The Troy Chromatic Club is celebrating 125 years of bringing classical music to the Collar City, most often to the venerable music hall on 2nd Street. Thursday evening, the club’s second concert of the season, showcased the Scottish Chamber Orchestra, fronted by its animated young conductor, Maxim Emelyanychev. In addition to promising the performance of Anna Clyne’s Beethoven-inspired “Stride,” the night was to also include Grammy Award-winning violin soloist, Nicola Benedetti.
Clyne is a gifted composer known to use various mediums before finishing a piece of work. For her Grammy Award-nominated composition “Night Ferry,” she fixed seven canvases upon the wall, painting the music as she wrote it. “Stride” was one of three pieces in which she was commissioned to write, celebrating Ludwig von Beethoven’s 250th birthday in 2020. As played by the chamber orchestra, there were elements familiar to the late composer’s “Sonata Pathétique,” from which she drew inspiration. A Bachtrack reviewer once tied it to Alfred Hitchcock’s film, “Psycho,” as it reminded them of the infamous shower scene. Just a few weeks from Halloween, it sounded like an appropriate choice.

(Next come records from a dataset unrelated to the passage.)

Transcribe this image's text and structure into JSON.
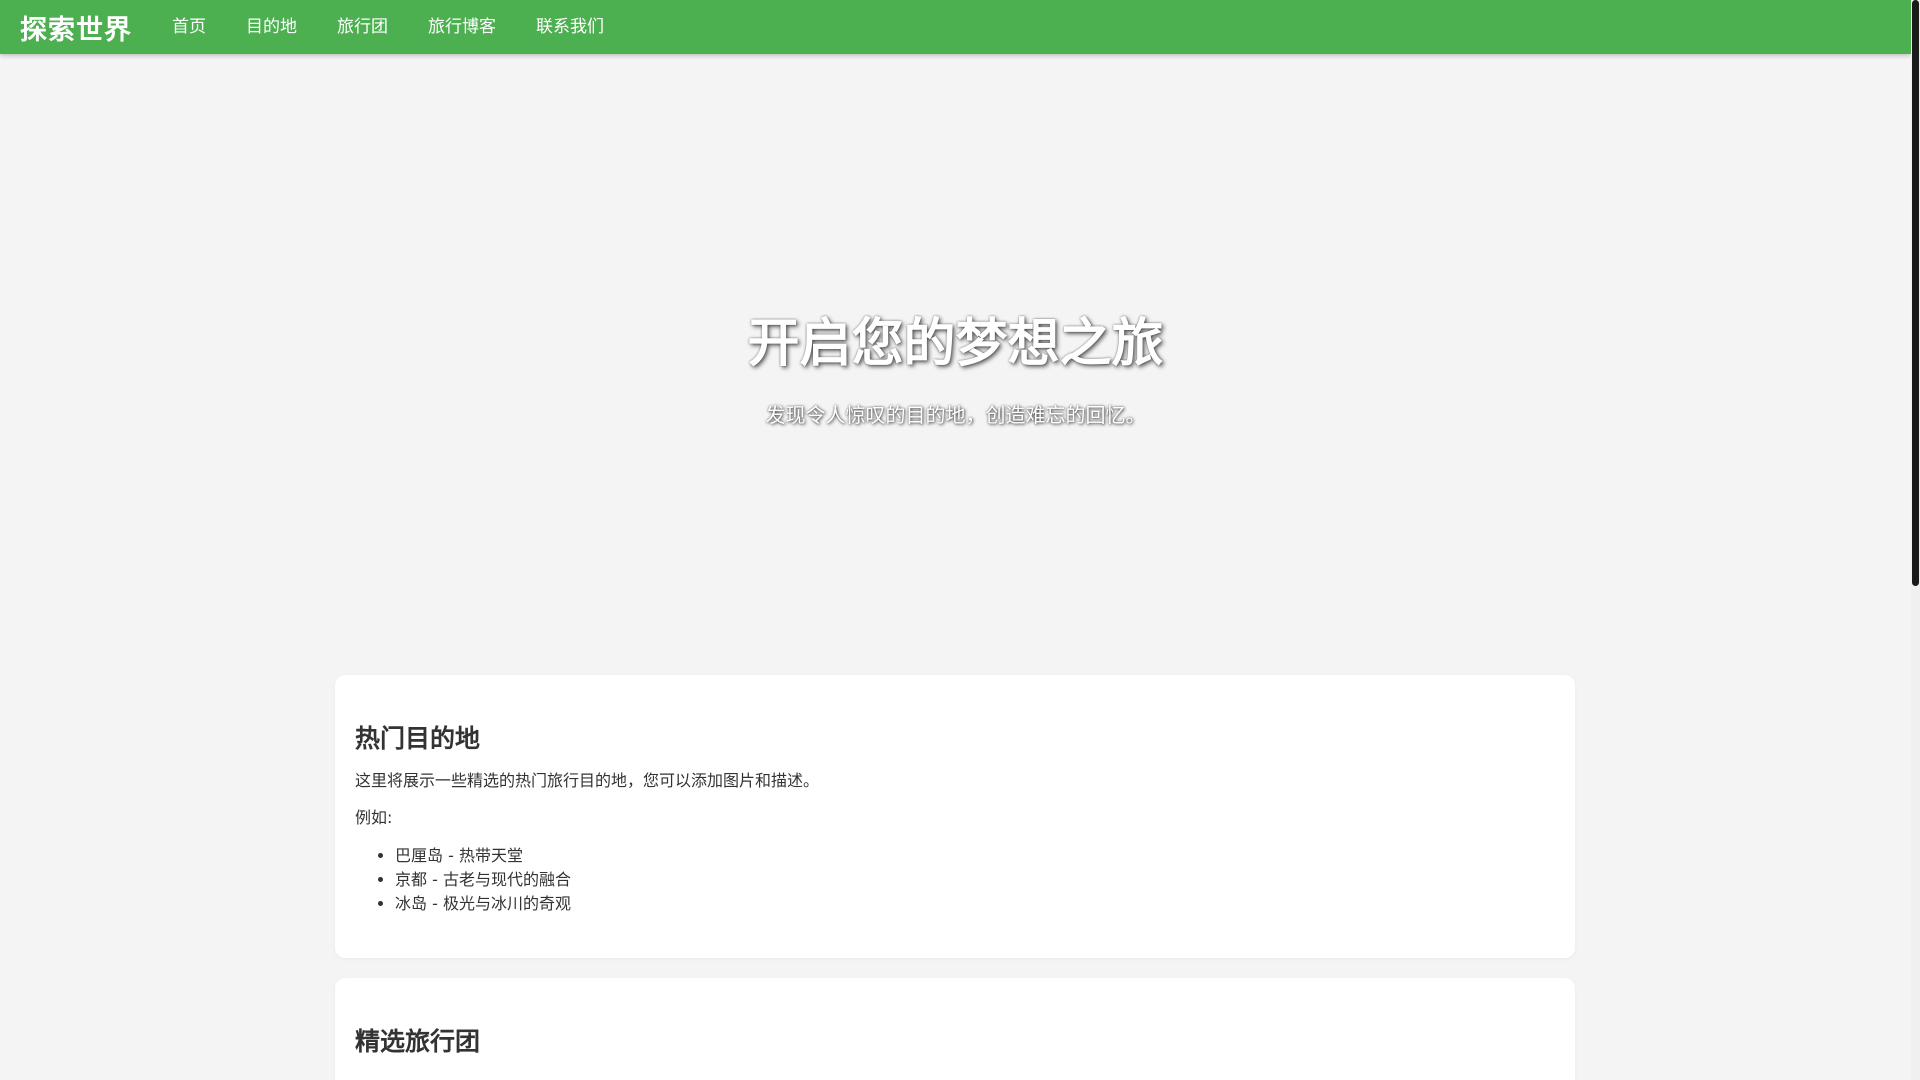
{
  "navbar": {
    "brand": "探索世界",
    "links": [
      {
        "label": "首页"
      },
      {
        "label": "目的地"
      },
      {
        "label": "旅行团"
      },
      {
        "label": "旅行博客"
      },
      {
        "label": "联系我们"
      }
    ],
    "color": "#4caf50"
  },
  "hero": {
    "title": "开启您的梦想之旅",
    "subtitle": "发现令人惊叹的目的地，创造难忘的回忆。"
  },
  "sections": {
    "destinations": {
      "title": "热门目的地",
      "intro": "这里将展示一些精选的热门旅行目的地，您可以添加图片和描述。",
      "example_label": "例如:",
      "items": [
        "巴厘岛 - 热带天堂",
        "京都 - 古老与现代的融合",
        "冰岛 - 极光与冰川的奇观"
      ]
    },
    "tours": {
      "title": "精选旅行团"
    }
  }
}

Audiences are gifted by the musicians’ subtle gestures while watching an orchestra perform in person. In addition to the conductor’s direction, you can spy players as they watch for each other’s cues. Benedetti strode across the stage behind Emelyanychev as he ushered her to the front of the stage. She appeared to smile as she took notice to a few people seated in the front row before proceeding to close her eyes to play Max Bruch’s “Violin Concerto No. 1.” Her instrument’s distinguishably sweet tone resonated throughout the room. If she took direction from anyone else, it wasn’t apparent: the young virtuoso was on another plain.

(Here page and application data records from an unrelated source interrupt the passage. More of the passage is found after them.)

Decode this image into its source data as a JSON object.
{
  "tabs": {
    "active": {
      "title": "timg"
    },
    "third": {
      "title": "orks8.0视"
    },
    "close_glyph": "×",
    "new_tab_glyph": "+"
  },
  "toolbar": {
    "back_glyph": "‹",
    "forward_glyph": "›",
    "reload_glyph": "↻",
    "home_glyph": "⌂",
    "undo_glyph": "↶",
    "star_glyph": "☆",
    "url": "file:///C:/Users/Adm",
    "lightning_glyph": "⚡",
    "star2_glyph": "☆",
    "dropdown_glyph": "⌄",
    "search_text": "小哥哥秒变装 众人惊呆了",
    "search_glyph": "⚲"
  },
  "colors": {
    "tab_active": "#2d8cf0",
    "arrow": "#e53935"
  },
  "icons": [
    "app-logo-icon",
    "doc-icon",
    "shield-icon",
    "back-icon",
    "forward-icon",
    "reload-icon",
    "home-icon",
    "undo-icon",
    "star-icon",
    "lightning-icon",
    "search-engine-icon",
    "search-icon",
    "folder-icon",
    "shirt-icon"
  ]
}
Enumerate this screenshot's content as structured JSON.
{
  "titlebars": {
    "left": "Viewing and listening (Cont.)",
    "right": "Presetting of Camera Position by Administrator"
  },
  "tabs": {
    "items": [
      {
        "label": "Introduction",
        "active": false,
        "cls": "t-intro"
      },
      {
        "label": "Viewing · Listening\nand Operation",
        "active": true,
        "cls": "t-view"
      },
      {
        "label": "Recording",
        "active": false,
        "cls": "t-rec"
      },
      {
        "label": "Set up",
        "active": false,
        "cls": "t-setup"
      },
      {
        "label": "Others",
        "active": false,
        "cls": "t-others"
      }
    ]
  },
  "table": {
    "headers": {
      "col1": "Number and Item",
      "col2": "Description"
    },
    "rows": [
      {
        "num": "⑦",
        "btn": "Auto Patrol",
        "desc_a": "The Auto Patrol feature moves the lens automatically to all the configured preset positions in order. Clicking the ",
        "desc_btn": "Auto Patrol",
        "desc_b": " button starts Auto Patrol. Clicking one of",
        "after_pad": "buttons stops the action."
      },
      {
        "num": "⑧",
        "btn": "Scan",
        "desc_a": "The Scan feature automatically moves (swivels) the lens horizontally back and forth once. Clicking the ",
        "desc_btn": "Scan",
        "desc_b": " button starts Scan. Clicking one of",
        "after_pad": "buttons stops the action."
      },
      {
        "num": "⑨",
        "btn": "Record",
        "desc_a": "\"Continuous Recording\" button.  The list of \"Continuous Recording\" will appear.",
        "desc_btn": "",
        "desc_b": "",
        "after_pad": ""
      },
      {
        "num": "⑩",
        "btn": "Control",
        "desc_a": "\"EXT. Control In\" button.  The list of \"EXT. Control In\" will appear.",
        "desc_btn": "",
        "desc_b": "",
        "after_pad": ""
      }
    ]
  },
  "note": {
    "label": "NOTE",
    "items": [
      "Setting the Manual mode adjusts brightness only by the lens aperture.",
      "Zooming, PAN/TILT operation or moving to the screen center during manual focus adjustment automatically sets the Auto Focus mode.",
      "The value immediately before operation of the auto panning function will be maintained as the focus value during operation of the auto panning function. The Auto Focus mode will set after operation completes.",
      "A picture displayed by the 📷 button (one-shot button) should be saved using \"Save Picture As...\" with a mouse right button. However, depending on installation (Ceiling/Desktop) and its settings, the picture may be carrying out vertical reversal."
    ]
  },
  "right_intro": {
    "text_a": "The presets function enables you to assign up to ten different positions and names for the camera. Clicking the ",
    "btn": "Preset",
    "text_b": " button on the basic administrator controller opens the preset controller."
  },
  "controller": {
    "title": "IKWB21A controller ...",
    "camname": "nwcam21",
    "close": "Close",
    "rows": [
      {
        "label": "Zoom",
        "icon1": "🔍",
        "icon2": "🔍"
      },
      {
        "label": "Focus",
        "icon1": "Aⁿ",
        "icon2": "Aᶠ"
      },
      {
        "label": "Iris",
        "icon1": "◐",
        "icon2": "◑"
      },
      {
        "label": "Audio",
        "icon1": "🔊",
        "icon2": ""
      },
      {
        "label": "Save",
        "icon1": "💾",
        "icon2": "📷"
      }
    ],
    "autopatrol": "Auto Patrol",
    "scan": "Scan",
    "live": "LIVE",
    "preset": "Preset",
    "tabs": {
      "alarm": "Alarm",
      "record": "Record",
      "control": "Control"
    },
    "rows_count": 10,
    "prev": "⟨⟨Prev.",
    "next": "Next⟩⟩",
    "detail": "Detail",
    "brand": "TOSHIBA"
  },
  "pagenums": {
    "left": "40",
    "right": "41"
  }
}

Benedetti’s violin is a story in and of itself. The decorated musician plays a Stradivarius, particularly the Gariel Strad of 1717, loaned to her by Bank of America president, Jonathan Moulds. Of the 600 or so violins crafted by Antonio Stradivari that are still around today, Benedetti’s instrument is considered by experts to be among his 30 best violins. In 2012, it was valued at $6.3 million. When she plays with orchestras, she says, players from the violin section often crowd her to ask about it.

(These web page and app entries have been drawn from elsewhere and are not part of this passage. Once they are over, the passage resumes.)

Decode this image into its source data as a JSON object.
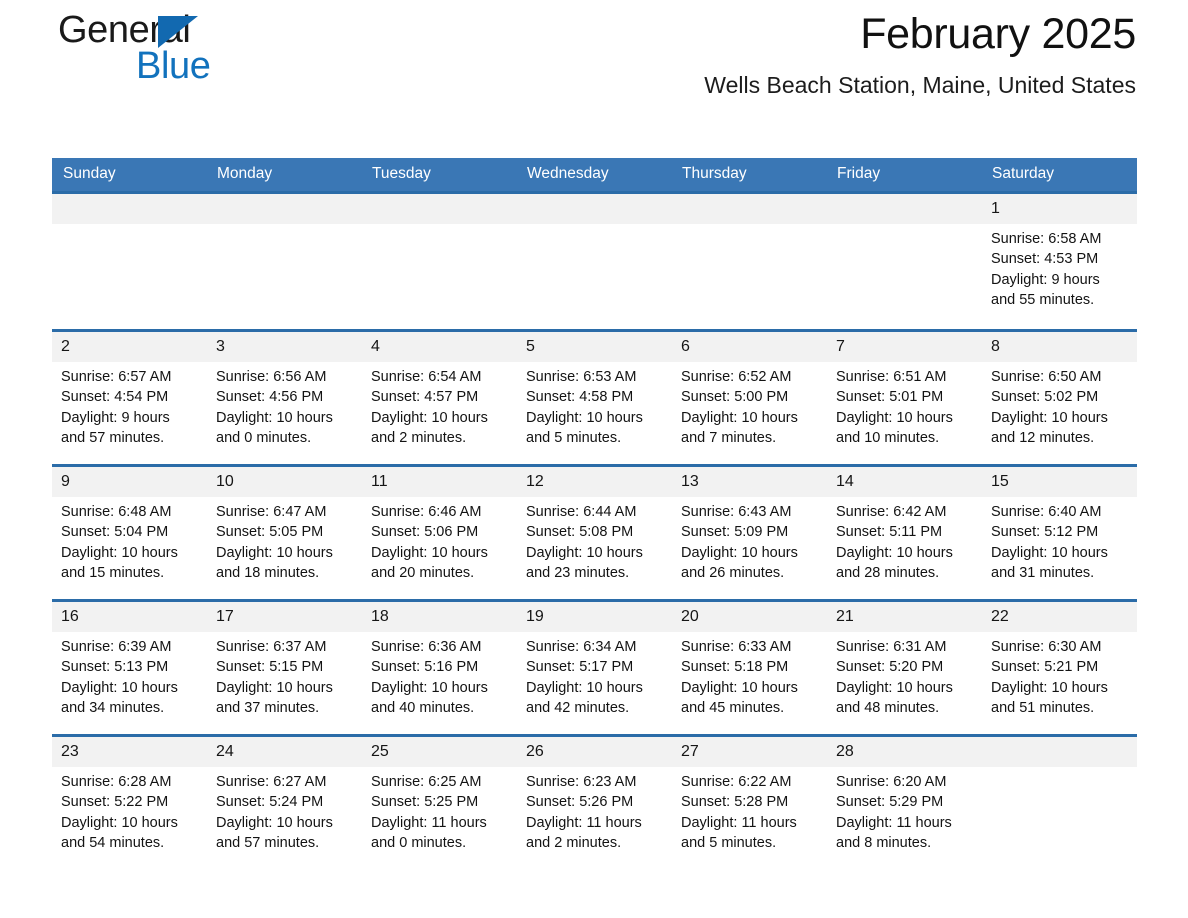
{
  "brand": {
    "name_part1": "General",
    "name_part2": "Blue",
    "logo_icon": "triangle-flag-icon",
    "accent_color": "#1272bd"
  },
  "header": {
    "month_title": "February 2025",
    "location": "Wells Beach Station, Maine, United States"
  },
  "calendar": {
    "header_bg": "#3a77b5",
    "row_divider_color": "#2b6ca8",
    "daynum_bg": "#f2f2f2",
    "weekday_headers": [
      "Sunday",
      "Monday",
      "Tuesday",
      "Wednesday",
      "Thursday",
      "Friday",
      "Saturday"
    ],
    "weeks": [
      [
        {
          "day": "",
          "details": ""
        },
        {
          "day": "",
          "details": ""
        },
        {
          "day": "",
          "details": ""
        },
        {
          "day": "",
          "details": ""
        },
        {
          "day": "",
          "details": ""
        },
        {
          "day": "",
          "details": ""
        },
        {
          "day": "1",
          "details": "Sunrise: 6:58 AM\nSunset: 4:53 PM\nDaylight: 9 hours and 55 minutes."
        }
      ],
      [
        {
          "day": "2",
          "details": "Sunrise: 6:57 AM\nSunset: 4:54 PM\nDaylight: 9 hours and 57 minutes."
        },
        {
          "day": "3",
          "details": "Sunrise: 6:56 AM\nSunset: 4:56 PM\nDaylight: 10 hours and 0 minutes."
        },
        {
          "day": "4",
          "details": "Sunrise: 6:54 AM\nSunset: 4:57 PM\nDaylight: 10 hours and 2 minutes."
        },
        {
          "day": "5",
          "details": "Sunrise: 6:53 AM\nSunset: 4:58 PM\nDaylight: 10 hours and 5 minutes."
        },
        {
          "day": "6",
          "details": "Sunrise: 6:52 AM\nSunset: 5:00 PM\nDaylight: 10 hours and 7 minutes."
        },
        {
          "day": "7",
          "details": "Sunrise: 6:51 AM\nSunset: 5:01 PM\nDaylight: 10 hours and 10 minutes."
        },
        {
          "day": "8",
          "details": "Sunrise: 6:50 AM\nSunset: 5:02 PM\nDaylight: 10 hours and 12 minutes."
        }
      ],
      [
        {
          "day": "9",
          "details": "Sunrise: 6:48 AM\nSunset: 5:04 PM\nDaylight: 10 hours and 15 minutes."
        },
        {
          "day": "10",
          "details": "Sunrise: 6:47 AM\nSunset: 5:05 PM\nDaylight: 10 hours and 18 minutes."
        },
        {
          "day": "11",
          "details": "Sunrise: 6:46 AM\nSunset: 5:06 PM\nDaylight: 10 hours and 20 minutes."
        },
        {
          "day": "12",
          "details": "Sunrise: 6:44 AM\nSunset: 5:08 PM\nDaylight: 10 hours and 23 minutes."
        },
        {
          "day": "13",
          "details": "Sunrise: 6:43 AM\nSunset: 5:09 PM\nDaylight: 10 hours and 26 minutes."
        },
        {
          "day": "14",
          "details": "Sunrise: 6:42 AM\nSunset: 5:11 PM\nDaylight: 10 hours and 28 minutes."
        },
        {
          "day": "15",
          "details": "Sunrise: 6:40 AM\nSunset: 5:12 PM\nDaylight: 10 hours and 31 minutes."
        }
      ],
      [
        {
          "day": "16",
          "details": "Sunrise: 6:39 AM\nSunset: 5:13 PM\nDaylight: 10 hours and 34 minutes."
        },
        {
          "day": "17",
          "details": "Sunrise: 6:37 AM\nSunset: 5:15 PM\nDaylight: 10 hours and 37 minutes."
        },
        {
          "day": "18",
          "details": "Sunrise: 6:36 AM\nSunset: 5:16 PM\nDaylight: 10 hours and 40 minutes."
        },
        {
          "day": "19",
          "details": "Sunrise: 6:34 AM\nSunset: 5:17 PM\nDaylight: 10 hours and 42 minutes."
        },
        {
          "day": "20",
          "details": "Sunrise: 6:33 AM\nSunset: 5:18 PM\nDaylight: 10 hours and 45 minutes."
        },
        {
          "day": "21",
          "details": "Sunrise: 6:31 AM\nSunset: 5:20 PM\nDaylight: 10 hours and 48 minutes."
        },
        {
          "day": "22",
          "details": "Sunrise: 6:30 AM\nSunset: 5:21 PM\nDaylight: 10 hours and 51 minutes."
        }
      ],
      [
        {
          "day": "23",
          "details": "Sunrise: 6:28 AM\nSunset: 5:22 PM\nDaylight: 10 hours and 54 minutes."
        },
        {
          "day": "24",
          "details": "Sunrise: 6:27 AM\nSunset: 5:24 PM\nDaylight: 10 hours and 57 minutes."
        },
        {
          "day": "25",
          "details": "Sunrise: 6:25 AM\nSunset: 5:25 PM\nDaylight: 11 hours and 0 minutes."
        },
        {
          "day": "26",
          "details": "Sunrise: 6:23 AM\nSunset: 5:26 PM\nDaylight: 11 hours and 2 minutes."
        },
        {
          "day": "27",
          "details": "Sunrise: 6:22 AM\nSunset: 5:28 PM\nDaylight: 11 hours and 5 minutes."
        },
        {
          "day": "28",
          "details": "Sunrise: 6:20 AM\nSunset: 5:29 PM\nDaylight: 11 hours and 8 minutes."
        },
        {
          "day": "",
          "details": ""
        }
      ]
    ]
  }
}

She brought the audience to its feet, the first of three standing ovations; another example of world-class talent brought to perform here in the Capital District. The venue’s challenge to fill more of its seats on a Thursday night was likely accentuated by the stormy weather or volatile economy. Those who did attend, however, witnessed history.